The third prong of the initiative is increasing the revenue stream into SAD 1 by participating in international schools in China.
“One Presque Isle international school, Shengli No. 1 High School in Dongying, China, is now up and operating, and there are eight students attending,” Johnson said. “Three more international schools are scheduled to start in the fall of 2014. SAD 1 will receive a percentage of the tuition on a per-pupil basis. We’re estimating it to be between $750-$1,000 per student, and the revenue to the district has the potential to be significant in future years.”
Johnson and Business Manager Charles Anderson traveled to China for the second time in October, when they participated in opening ceremonies at a new Presque Isle international school in Dongying, and visited with teachers, students and parents in the program. With all expenses being paid by their Chinese hosts, they logged 24,000 miles in eight days visiting schools in Dongying, Tangshan, Quijing and Nanning, all cities with populations between three million and five million.

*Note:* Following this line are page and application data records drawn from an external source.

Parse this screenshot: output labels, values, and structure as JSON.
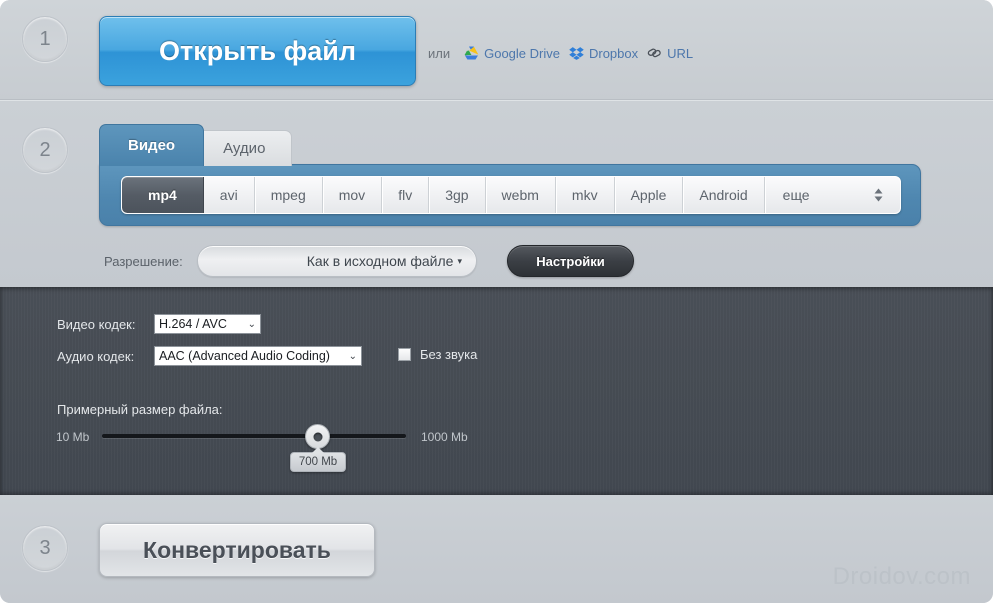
{
  "steps": {
    "one": "1",
    "two": "2",
    "three": "3"
  },
  "step1": {
    "open_file_button": "Открыть файл",
    "or_text": "или",
    "cloud_links": [
      {
        "label": "Google Drive",
        "icon": "google-drive-icon"
      },
      {
        "label": "Dropbox",
        "icon": "dropbox-icon"
      },
      {
        "label": "URL",
        "icon": "link-icon"
      }
    ]
  },
  "step2": {
    "tabs": [
      {
        "label": "Видео",
        "active": true
      },
      {
        "label": "Аудио",
        "active": false
      }
    ],
    "formats": [
      {
        "label": "mp4",
        "selected": true
      },
      {
        "label": "avi",
        "selected": false
      },
      {
        "label": "mpeg",
        "selected": false
      },
      {
        "label": "mov",
        "selected": false
      },
      {
        "label": "flv",
        "selected": false
      },
      {
        "label": "3gp",
        "selected": false
      },
      {
        "label": "webm",
        "selected": false
      },
      {
        "label": "mkv",
        "selected": false
      },
      {
        "label": "Apple",
        "selected": false
      },
      {
        "label": "Android",
        "selected": false
      }
    ],
    "more_label": "еще",
    "more_icon": "spinner-updown-icon",
    "resolution_label": "Разрешение:",
    "resolution_value": "Как в исходном файле",
    "resolution_caret": "▾",
    "settings_button": "Настройки"
  },
  "settings_panel": {
    "video_codec_label": "Видео кодек:",
    "video_codec_value": "H.264 / AVC",
    "audio_codec_label": "Аудио кодек:",
    "audio_codec_value": "AAC (Advanced Audio Coding)",
    "mute_label": "Без звука",
    "mute_checked": false,
    "filesize_title": "Примерный размер файла:",
    "slider": {
      "min_label": "10 Mb",
      "max_label": "1000 Mb",
      "current_label": "700 Mb",
      "min": 10,
      "max": 1000,
      "value": 700
    }
  },
  "step3": {
    "convert_button": "Конвертировать"
  },
  "watermark": "Droidov.com",
  "colors": {
    "accent_blue": "#49a7e0",
    "tab_blue": "#4f87b0",
    "panel_dark": "#464c54",
    "link_blue": "#4d77ac",
    "page_bg": "#c9ced3"
  }
}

According to the agreement, the joint experimental program’s goal is for the Chinese to learn from the philosophy, academic systems and management of an American high school, and prepare students for innovation, critical thinking and international communication.
The unique agreement was signed in 2011. PIHS students also will soon be able to spend a semester in China, if they choose.
At the November board meeting, Johnson and Anderson presented a brief slideshow of pictures taken during their recent China visit.